Data listing -
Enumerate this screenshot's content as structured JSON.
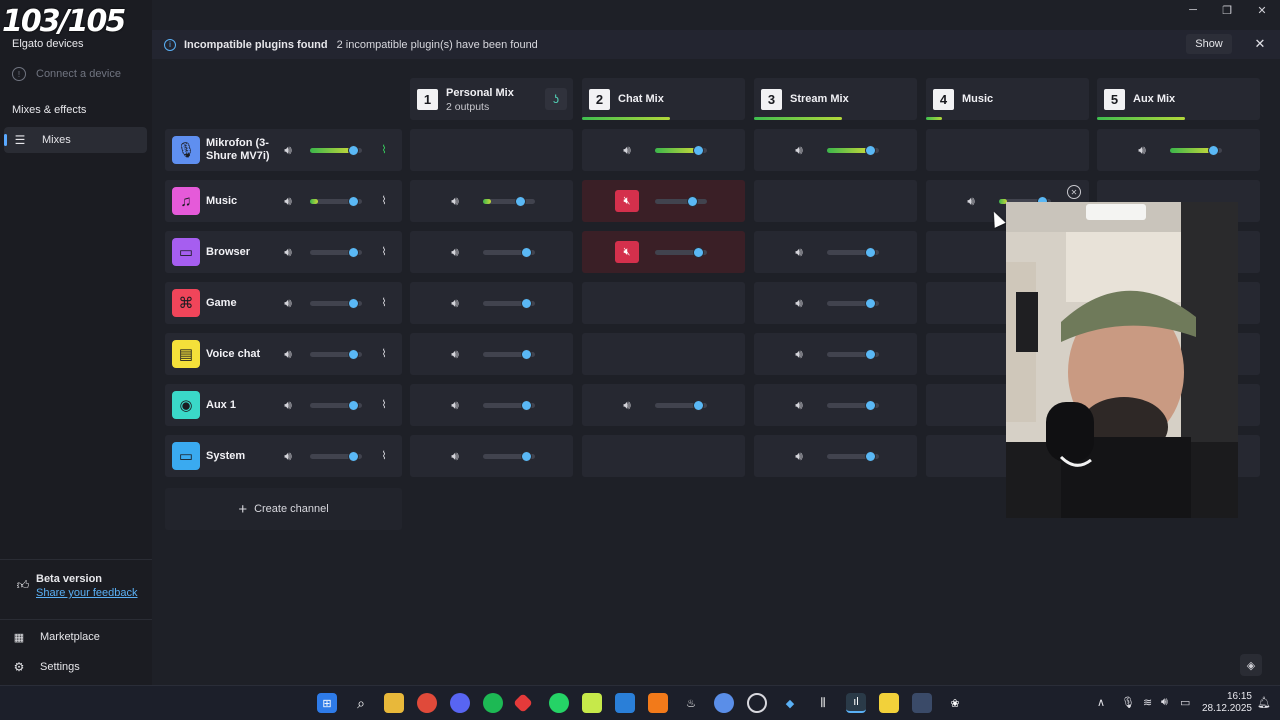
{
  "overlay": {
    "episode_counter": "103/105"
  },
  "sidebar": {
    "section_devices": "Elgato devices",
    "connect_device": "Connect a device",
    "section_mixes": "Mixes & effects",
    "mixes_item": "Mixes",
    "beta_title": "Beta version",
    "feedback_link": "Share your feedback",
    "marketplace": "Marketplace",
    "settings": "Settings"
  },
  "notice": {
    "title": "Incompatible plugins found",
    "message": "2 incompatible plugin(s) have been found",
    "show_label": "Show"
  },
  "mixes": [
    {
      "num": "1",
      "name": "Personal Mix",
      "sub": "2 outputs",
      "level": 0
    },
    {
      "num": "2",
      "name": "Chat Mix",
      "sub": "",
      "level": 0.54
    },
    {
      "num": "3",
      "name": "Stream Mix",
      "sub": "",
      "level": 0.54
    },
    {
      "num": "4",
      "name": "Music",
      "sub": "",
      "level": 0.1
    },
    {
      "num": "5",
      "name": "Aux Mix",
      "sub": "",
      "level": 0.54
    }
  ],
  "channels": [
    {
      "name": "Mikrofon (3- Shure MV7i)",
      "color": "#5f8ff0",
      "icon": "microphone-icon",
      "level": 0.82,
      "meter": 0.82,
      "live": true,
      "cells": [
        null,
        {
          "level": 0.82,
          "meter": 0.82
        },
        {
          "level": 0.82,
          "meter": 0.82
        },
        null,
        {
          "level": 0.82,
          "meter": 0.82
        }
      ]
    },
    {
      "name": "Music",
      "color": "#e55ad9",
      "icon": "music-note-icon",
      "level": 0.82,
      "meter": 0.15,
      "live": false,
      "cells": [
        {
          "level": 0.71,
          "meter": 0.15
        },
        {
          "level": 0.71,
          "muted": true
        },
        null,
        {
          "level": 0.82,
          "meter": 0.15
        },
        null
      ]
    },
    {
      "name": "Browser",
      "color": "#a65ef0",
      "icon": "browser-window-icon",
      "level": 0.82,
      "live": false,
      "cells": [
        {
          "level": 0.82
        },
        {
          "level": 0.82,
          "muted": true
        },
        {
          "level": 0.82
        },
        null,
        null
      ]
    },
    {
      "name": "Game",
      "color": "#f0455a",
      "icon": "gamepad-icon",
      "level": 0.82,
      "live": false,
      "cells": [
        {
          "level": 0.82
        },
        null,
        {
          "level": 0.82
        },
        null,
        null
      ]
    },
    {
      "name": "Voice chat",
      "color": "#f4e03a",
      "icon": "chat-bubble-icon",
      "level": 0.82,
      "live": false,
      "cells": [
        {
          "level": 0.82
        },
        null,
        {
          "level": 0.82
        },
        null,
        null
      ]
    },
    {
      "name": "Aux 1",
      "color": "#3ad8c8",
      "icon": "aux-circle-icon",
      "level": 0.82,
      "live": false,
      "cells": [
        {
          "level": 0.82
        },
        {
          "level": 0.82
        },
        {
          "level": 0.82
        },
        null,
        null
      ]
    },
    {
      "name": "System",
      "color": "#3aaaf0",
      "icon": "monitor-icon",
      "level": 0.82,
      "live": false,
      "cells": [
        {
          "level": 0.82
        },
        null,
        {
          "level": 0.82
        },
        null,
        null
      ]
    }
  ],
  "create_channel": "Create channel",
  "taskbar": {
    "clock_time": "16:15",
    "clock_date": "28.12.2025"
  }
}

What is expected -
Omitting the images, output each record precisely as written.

Exercise answer -
Enumerate this screenshot's content as structured JSON.
{
  "overlay": {
    "episode_counter": "103/105"
  },
  "sidebar": {
    "section_devices": "Elgato devices",
    "connect_device": "Connect a device",
    "section_mixes": "Mixes & effects",
    "mixes_item": "Mixes",
    "beta_title": "Beta version",
    "feedback_link": "Share your feedback",
    "marketplace": "Marketplace",
    "settings": "Settings"
  },
  "notice": {
    "title": "Incompatible plugins found",
    "message": "2 incompatible plugin(s) have been found",
    "show_label": "Show"
  },
  "mixes": [
    {
      "num": "1",
      "name": "Personal Mix",
      "sub": "2 outputs",
      "level": 0
    },
    {
      "num": "2",
      "name": "Chat Mix",
      "sub": "",
      "level": 0.54
    },
    {
      "num": "3",
      "name": "Stream Mix",
      "sub": "",
      "level": 0.54
    },
    {
      "num": "4",
      "name": "Music",
      "sub": "",
      "level": 0.1
    },
    {
      "num": "5",
      "name": "Aux Mix",
      "sub": "",
      "level": 0.54
    }
  ],
  "channels": [
    {
      "name": "Mikrofon (3- Shure MV7i)",
      "color": "#5f8ff0",
      "icon": "microphone-icon",
      "level": 0.82,
      "meter": 0.82,
      "live": true,
      "cells": [
        null,
        {
          "level": 0.82,
          "meter": 0.82
        },
        {
          "level": 0.82,
          "meter": 0.82
        },
        null,
        {
          "level": 0.82,
          "meter": 0.82
        }
      ]
    },
    {
      "name": "Music",
      "color": "#e55ad9",
      "icon": "music-note-icon",
      "level": 0.82,
      "meter": 0.15,
      "live": false,
      "cells": [
        {
          "level": 0.71,
          "meter": 0.15
        },
        {
          "level": 0.71,
          "muted": true
        },
        null,
        {
          "level": 0.82,
          "meter": 0.15
        },
        null
      ]
    },
    {
      "name": "Browser",
      "color": "#a65ef0",
      "icon": "browser-window-icon",
      "level": 0.82,
      "live": false,
      "cells": [
        {
          "level": 0.82
        },
        {
          "level": 0.82,
          "muted": true
        },
        {
          "level": 0.82
        },
        null,
        null
      ]
    },
    {
      "name": "Game",
      "color": "#f0455a",
      "icon": "gamepad-icon",
      "level": 0.82,
      "live": false,
      "cells": [
        {
          "level": 0.82
        },
        null,
        {
          "level": 0.82
        },
        null,
        null
      ]
    },
    {
      "name": "Voice chat",
      "color": "#f4e03a",
      "icon": "chat-bubble-icon",
      "level": 0.82,
      "live": false,
      "cells": [
        {
          "level": 0.82
        },
        null,
        {
          "level": 0.82
        },
        null,
        null
      ]
    },
    {
      "name": "Aux 1",
      "color": "#3ad8c8",
      "icon": "aux-circle-icon",
      "level": 0.82,
      "live": false,
      "cells": [
        {
          "level": 0.82
        },
        {
          "level": 0.82
        },
        {
          "level": 0.82
        },
        null,
        null
      ]
    },
    {
      "name": "System",
      "color": "#3aaaf0",
      "icon": "monitor-icon",
      "level": 0.82,
      "live": false,
      "cells": [
        {
          "level": 0.82
        },
        null,
        {
          "level": 0.82
        },
        null,
        null
      ]
    }
  ],
  "create_channel": "Create channel",
  "taskbar": {
    "clock_time": "16:15",
    "clock_date": "28.12.2025"
  }
}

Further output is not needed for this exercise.